* Your instructions: Scan the records for the word "screenshot". Report each line where it occurs.

* Provided records:
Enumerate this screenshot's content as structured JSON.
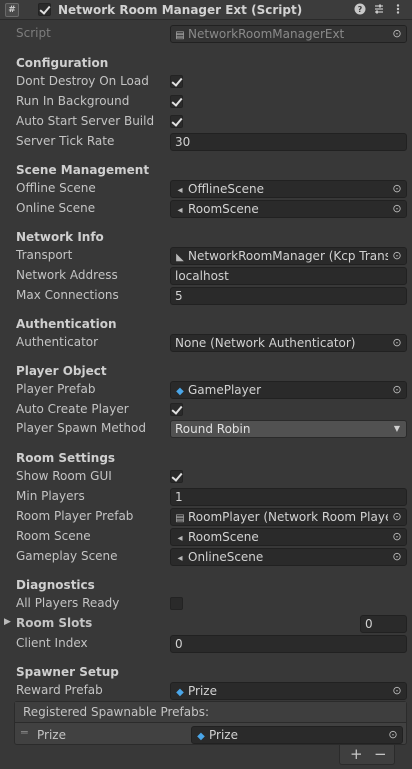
{
  "header": {
    "title": "Network Room Manager Ext (Script)",
    "script_icon": "#"
  },
  "script_row": {
    "label": "Script",
    "value": "NetworkRoomManagerExt"
  },
  "configuration": {
    "title": "Configuration",
    "dont_destroy_label": "Dont Destroy On Load",
    "dont_destroy": true,
    "run_bg_label": "Run In Background",
    "run_bg": true,
    "auto_start_label": "Auto Start Server Build",
    "auto_start": true,
    "tick_rate_label": "Server Tick Rate",
    "tick_rate": "30"
  },
  "scene_management": {
    "title": "Scene Management",
    "offline_label": "Offline Scene",
    "offline_value": "OfflineScene",
    "online_label": "Online Scene",
    "online_value": "RoomScene"
  },
  "network_info": {
    "title": "Network Info",
    "transport_label": "Transport",
    "transport_value": "NetworkRoomManager (Kcp Transport)",
    "address_label": "Network Address",
    "address_value": "localhost",
    "max_conn_label": "Max Connections",
    "max_conn_value": "5"
  },
  "authentication": {
    "title": "Authentication",
    "auth_label": "Authenticator",
    "auth_value": "None (Network Authenticator)"
  },
  "player_object": {
    "title": "Player Object",
    "prefab_label": "Player Prefab",
    "prefab_value": "GamePlayer",
    "auto_create_label": "Auto Create Player",
    "auto_create": true,
    "spawn_method_label": "Player Spawn Method",
    "spawn_method_value": "Round Robin"
  },
  "room_settings": {
    "title": "Room Settings",
    "show_gui_label": "Show Room GUI",
    "show_gui": true,
    "min_players_label": "Min Players",
    "min_players_value": "1",
    "room_player_prefab_label": "Room Player Prefab",
    "room_player_prefab_value": "RoomPlayer (Network Room Player Ext)",
    "room_scene_label": "Room Scene",
    "room_scene_value": "RoomScene",
    "gameplay_scene_label": "Gameplay Scene",
    "gameplay_scene_value": "OnlineScene"
  },
  "diagnostics": {
    "title": "Diagnostics",
    "all_ready_label": "All Players Ready",
    "all_ready": false,
    "room_slots_label": "Room Slots",
    "room_slots_value": "0",
    "client_index_label": "Client Index",
    "client_index_value": "0"
  },
  "spawner_setup": {
    "title": "Spawner Setup",
    "reward_label": "Reward Prefab",
    "reward_value": "Prize",
    "list_title": "Registered Spawnable Prefabs:",
    "list_items": [
      {
        "label": "Prize",
        "value": "Prize"
      }
    ],
    "add_label": "+",
    "remove_label": "−"
  },
  "icons": {
    "help": "help-icon",
    "presets": "presets-icon",
    "menu": "kebab-menu-icon",
    "scene": "scene-asset-icon",
    "prefab": "prefab-icon",
    "object_picker": "object-picker-icon"
  }
}
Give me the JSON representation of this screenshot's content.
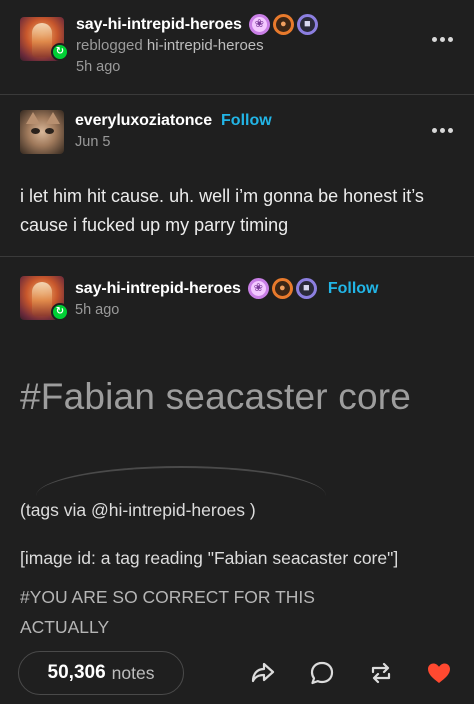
{
  "post_header": {
    "username": "say-hi-intrepid-heroes",
    "reblogged_label": "reblogged",
    "reblogged_from": "hi-intrepid-heroes",
    "time": "5h ago",
    "avatar_icon": "red-character-avatar",
    "badges": [
      "purple-paw-badge",
      "orange-paw-badge",
      "cat-face-badge"
    ]
  },
  "reblog_1": {
    "username": "everyluxoziatonce",
    "follow_label": "Follow",
    "date": "Jun 5",
    "avatar_icon": "cat-avatar",
    "text": "i let him hit cause. uh. well i’m gonna be honest it’s cause i fucked up my parry timing"
  },
  "reblog_2": {
    "username": "say-hi-intrepid-heroes",
    "follow_label": "Follow",
    "time": "5h ago",
    "avatar_icon": "red-character-avatar",
    "tag_image_text": "#Fabian seacaster core",
    "tags_via_prefix": "(tags via ",
    "tags_via_mention": "@hi-intrepid-heroes",
    "tags_via_suffix": " )",
    "image_id": "[image id: a tag reading \"Fabian seacaster core\"]",
    "tags_line_1": "#YOU ARE SO CORRECT FOR THIS",
    "tags_line_2": "ACTUALLY"
  },
  "footer": {
    "notes_count": "50,306",
    "notes_label": "notes",
    "actions": [
      "share-icon",
      "reply-icon",
      "reblog-icon",
      "like-heart-icon"
    ]
  },
  "colors": {
    "background": "#1f1f1f",
    "accent_follow": "#22b5e6",
    "reblog_green": "#00cf35",
    "like_red": "#ff4930"
  }
}
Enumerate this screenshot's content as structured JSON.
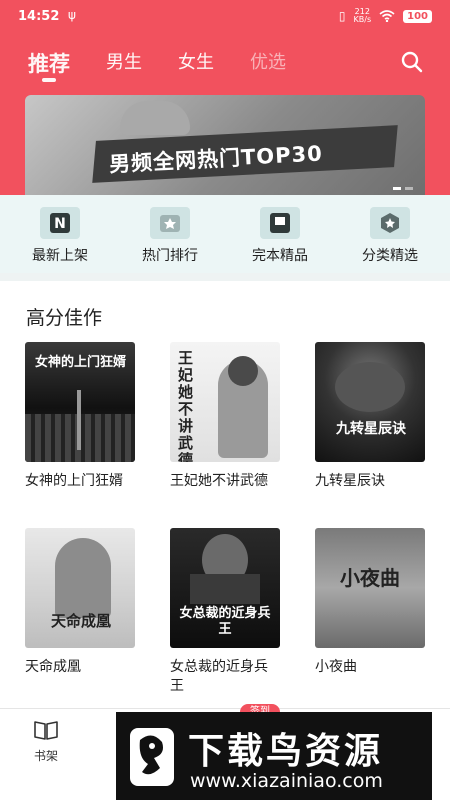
{
  "status": {
    "time": "14:52",
    "usb_icon": "usb-icon",
    "speed_value": "212",
    "speed_unit": "KB/s",
    "battery": "100"
  },
  "tabs": [
    {
      "label": "推荐",
      "active": true
    },
    {
      "label": "男生"
    },
    {
      "label": "女生"
    },
    {
      "label": "优选"
    }
  ],
  "banner": {
    "title": "男频全网热门TOP30"
  },
  "quick": [
    {
      "label": "最新上架",
      "icon": "new-shelf-icon"
    },
    {
      "label": "热门排行",
      "icon": "hot-rank-icon"
    },
    {
      "label": "完本精品",
      "icon": "finished-book-icon"
    },
    {
      "label": "分类精选",
      "icon": "category-icon"
    }
  ],
  "section": {
    "title": "高分佳作",
    "books": [
      {
        "title": "女神的上门狂婿",
        "cover_text": "女神的上门狂婿"
      },
      {
        "title": "王妃她不讲武德",
        "cover_text": "王妃她不讲武德"
      },
      {
        "title": "九转星辰诀",
        "cover_text": "九转星辰诀"
      },
      {
        "title": "天命成凰",
        "cover_text": "天命成凰"
      },
      {
        "title": "女总裁的近身兵王",
        "cover_text": "女总裁的近身兵王"
      },
      {
        "title": "小夜曲",
        "cover_text": "小夜曲"
      }
    ]
  },
  "bottom_nav": {
    "shelf_label": "书架",
    "signin_badge": "签到"
  },
  "watermark": {
    "title": "下载鸟资源",
    "url": "www.xiazainiao.com"
  }
}
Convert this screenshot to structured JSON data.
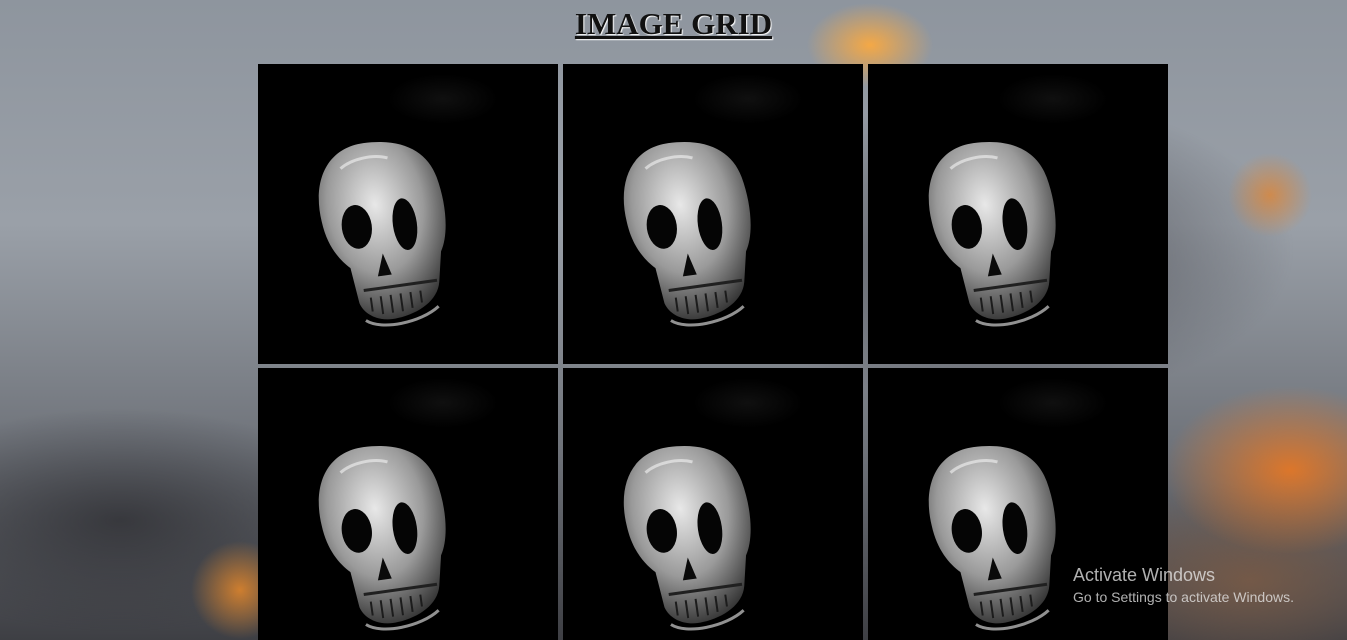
{
  "page": {
    "title": "IMAGE GRID"
  },
  "grid": {
    "images": [
      {
        "subject": "skull-image"
      },
      {
        "subject": "skull-image"
      },
      {
        "subject": "skull-image"
      },
      {
        "subject": "skull-image"
      },
      {
        "subject": "skull-image"
      },
      {
        "subject": "skull-image"
      }
    ]
  },
  "watermark": {
    "title": "Activate Windows",
    "subtitle": "Go to Settings to activate Windows."
  },
  "colors": {
    "cell_background": "#000000",
    "title_color": "#111111"
  }
}
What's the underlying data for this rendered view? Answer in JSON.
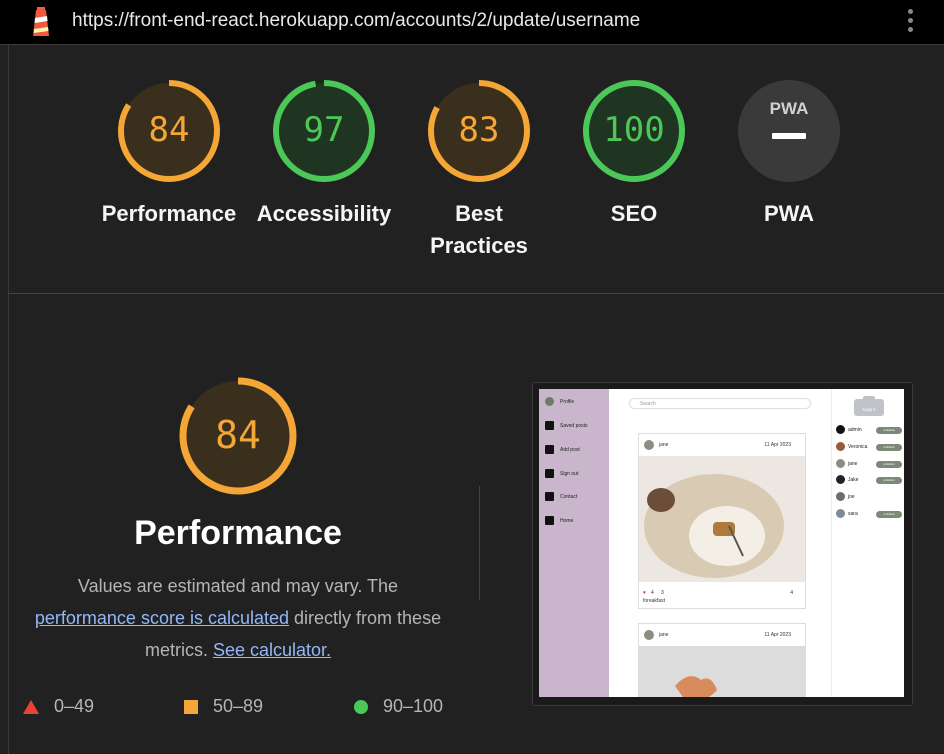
{
  "browser": {
    "url": "https://front-end-react.herokuapp.com/accounts/2/update/username"
  },
  "colors": {
    "average": "#f4a636",
    "pass": "#4cc859",
    "fail": "#eb4134",
    "pwa_bg": "#3a3a3a"
  },
  "gauges": [
    {
      "label": "Performance",
      "score": "84",
      "value": 0.84,
      "status": "average"
    },
    {
      "label": "Accessibility",
      "score": "97",
      "value": 0.97,
      "status": "pass"
    },
    {
      "label": "Best Practices",
      "score": "83",
      "value": 0.83,
      "status": "average"
    },
    {
      "label": "SEO",
      "score": "100",
      "value": 1.0,
      "status": "pass"
    },
    {
      "label": "PWA",
      "score": "PWA",
      "status": "na"
    }
  ],
  "performance": {
    "score": "84",
    "value": 0.84,
    "title": "Performance",
    "desc_before": "Values are estimated and may vary. The",
    "link1": "performance score is calculated",
    "desc_middle": "directly from these metrics.",
    "link2": "See calculator."
  },
  "legend": [
    {
      "range": "0–49",
      "shape": "triangle",
      "color": "#eb4134"
    },
    {
      "range": "50–89",
      "shape": "square",
      "color": "#f4a636"
    },
    {
      "range": "90–100",
      "shape": "circle",
      "color": "#4cc859"
    }
  ],
  "screenshot": {
    "sidebar": [
      "Profile",
      "Saved posts",
      "Add post",
      "Sign out",
      "Contact",
      "Home"
    ],
    "search_placeholder": "Search",
    "logo_text": "snap it",
    "posts": [
      {
        "author": "jane",
        "date": "11 Apr 2023",
        "likes": "4",
        "comments": "3",
        "saves": "4",
        "caption": "foreakfast"
      },
      {
        "author": "jane",
        "date": "11 Apr 2023"
      }
    ],
    "users": [
      {
        "name": "admin",
        "unfollow": "unfollow"
      },
      {
        "name": "Veronica",
        "unfollow": "unfollow"
      },
      {
        "name": "jane",
        "unfollow": "unfollow"
      },
      {
        "name": "Jake",
        "unfollow": "unfollow"
      },
      {
        "name": "joe",
        "unfollow": ""
      },
      {
        "name": "sara",
        "unfollow": "unfollow"
      }
    ]
  }
}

* Final answer:
Enumerate this screenshot's content as structured JSON.
Give me the JSON representation of this screenshot's content.
Enumerate this screenshot's content as structured JSON.
Convert this screenshot to structured JSON data.
  "screenshot": {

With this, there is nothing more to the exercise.